France's aviation accident investigation bureau has confirmed that EgyptAir Flight MS804 sent signals reporting that smoke was detected on the jet before it plunged into the Mediterranean Sea on Thursday, according to Reuters.
According to the brief report, the Bureau d'Enquetes et d'Analyses (BEA) said that the signals did not explain what caused the smoke, and that the priority now was to find the plane's flight recorders.
The Aviation Herald, which reports on aviation news, reported on Friday that it had received information from "three independent channels" that the plane's communications system had sent messages saying that there was smoke in a lavatory and in "avionics" and that there were faults in the "FCU" and "SEC 3."
The New York Times reported that the avionics bay is where much of a plane's electronic equipment is housed.
The FCU, or flight control unit, refers to a control panel used by the pilot to control settings such as speed and altitude. According to a report by NBC News' Tom Costello, the SEC 3 is a computer that controls the plane's spoilers and elevator computers.
The automated messages were sent by the Airbus A320's Aircraft Communications Addressing and Reporting System (ACARS), the Aviation Herald reported.
Flight MS804 disappeared from radar over the Mediterranean Sea in the early hours of Thursday while en route from Paris to Cairo. It was carrying 66 people: 56 passengers, including a child and two infants, as well as three of the airline's security staff and seven crew members.
On Friday Egypt found debris from the missing plane.
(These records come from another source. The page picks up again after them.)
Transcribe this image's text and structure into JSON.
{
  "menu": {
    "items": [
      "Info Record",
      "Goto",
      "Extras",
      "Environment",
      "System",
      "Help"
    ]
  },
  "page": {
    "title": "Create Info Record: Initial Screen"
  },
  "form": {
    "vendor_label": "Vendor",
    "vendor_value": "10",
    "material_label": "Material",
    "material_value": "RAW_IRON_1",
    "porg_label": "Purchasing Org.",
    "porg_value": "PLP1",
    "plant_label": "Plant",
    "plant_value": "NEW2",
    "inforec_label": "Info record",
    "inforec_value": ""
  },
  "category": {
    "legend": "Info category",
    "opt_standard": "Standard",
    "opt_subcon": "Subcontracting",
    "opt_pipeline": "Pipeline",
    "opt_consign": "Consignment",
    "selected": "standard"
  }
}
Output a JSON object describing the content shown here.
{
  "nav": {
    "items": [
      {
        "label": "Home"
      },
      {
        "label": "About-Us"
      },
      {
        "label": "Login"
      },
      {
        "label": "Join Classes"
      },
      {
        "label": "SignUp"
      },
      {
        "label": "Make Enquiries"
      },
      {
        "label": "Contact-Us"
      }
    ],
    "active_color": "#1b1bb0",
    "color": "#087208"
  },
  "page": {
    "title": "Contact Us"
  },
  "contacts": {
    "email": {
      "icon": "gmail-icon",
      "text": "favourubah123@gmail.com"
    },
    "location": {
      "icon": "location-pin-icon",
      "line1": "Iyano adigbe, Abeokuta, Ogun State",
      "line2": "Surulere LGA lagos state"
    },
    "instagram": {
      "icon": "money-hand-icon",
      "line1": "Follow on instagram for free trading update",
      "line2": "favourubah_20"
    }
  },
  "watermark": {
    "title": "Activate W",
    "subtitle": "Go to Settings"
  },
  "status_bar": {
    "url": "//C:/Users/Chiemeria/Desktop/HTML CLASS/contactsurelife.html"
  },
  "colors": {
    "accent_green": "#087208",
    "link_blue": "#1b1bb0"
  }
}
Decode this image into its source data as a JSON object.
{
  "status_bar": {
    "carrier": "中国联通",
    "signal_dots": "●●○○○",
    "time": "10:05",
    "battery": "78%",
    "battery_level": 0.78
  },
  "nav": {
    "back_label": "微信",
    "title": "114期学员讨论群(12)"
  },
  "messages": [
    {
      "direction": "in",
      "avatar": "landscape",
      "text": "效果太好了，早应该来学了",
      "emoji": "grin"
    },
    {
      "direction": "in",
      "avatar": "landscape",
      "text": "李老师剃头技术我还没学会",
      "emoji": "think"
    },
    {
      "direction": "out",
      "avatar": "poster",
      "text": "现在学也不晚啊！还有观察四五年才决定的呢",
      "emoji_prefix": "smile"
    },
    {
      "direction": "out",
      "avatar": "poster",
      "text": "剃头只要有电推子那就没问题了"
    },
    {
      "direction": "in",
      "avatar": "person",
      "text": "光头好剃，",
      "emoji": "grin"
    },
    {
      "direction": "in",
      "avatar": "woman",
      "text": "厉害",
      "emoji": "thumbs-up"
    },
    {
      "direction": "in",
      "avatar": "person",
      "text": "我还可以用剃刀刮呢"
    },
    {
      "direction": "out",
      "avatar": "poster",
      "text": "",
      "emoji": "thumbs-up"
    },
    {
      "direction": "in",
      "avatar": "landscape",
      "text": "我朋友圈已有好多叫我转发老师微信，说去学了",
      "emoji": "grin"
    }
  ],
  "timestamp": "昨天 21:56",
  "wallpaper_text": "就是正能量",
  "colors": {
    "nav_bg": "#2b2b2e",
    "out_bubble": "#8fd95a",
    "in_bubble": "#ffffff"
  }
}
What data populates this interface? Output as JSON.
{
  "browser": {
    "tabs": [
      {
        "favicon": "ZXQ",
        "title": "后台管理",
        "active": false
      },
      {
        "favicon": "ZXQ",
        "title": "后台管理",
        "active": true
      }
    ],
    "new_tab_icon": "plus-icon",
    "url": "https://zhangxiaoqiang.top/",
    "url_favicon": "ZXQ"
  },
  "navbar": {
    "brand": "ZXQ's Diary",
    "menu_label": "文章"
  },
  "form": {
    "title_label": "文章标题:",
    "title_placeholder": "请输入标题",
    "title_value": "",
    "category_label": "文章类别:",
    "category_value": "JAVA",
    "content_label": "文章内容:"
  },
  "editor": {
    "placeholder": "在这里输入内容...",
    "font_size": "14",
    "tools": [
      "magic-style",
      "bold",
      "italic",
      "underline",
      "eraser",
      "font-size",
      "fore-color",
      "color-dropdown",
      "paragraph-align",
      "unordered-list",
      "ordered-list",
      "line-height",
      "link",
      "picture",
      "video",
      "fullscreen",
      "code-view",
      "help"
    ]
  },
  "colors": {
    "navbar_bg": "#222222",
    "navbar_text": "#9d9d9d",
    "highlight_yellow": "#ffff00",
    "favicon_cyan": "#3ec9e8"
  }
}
In a tweet on Friday early evening local time, EgyptAir said that the Egyptian Military and Marine Forces had "discovered more debris," adding that the wreckage found included passengers' body parts, belongings and luggage and aircraft seats.
"Search is still in progress," the Egyptian flagship carrier tweeted.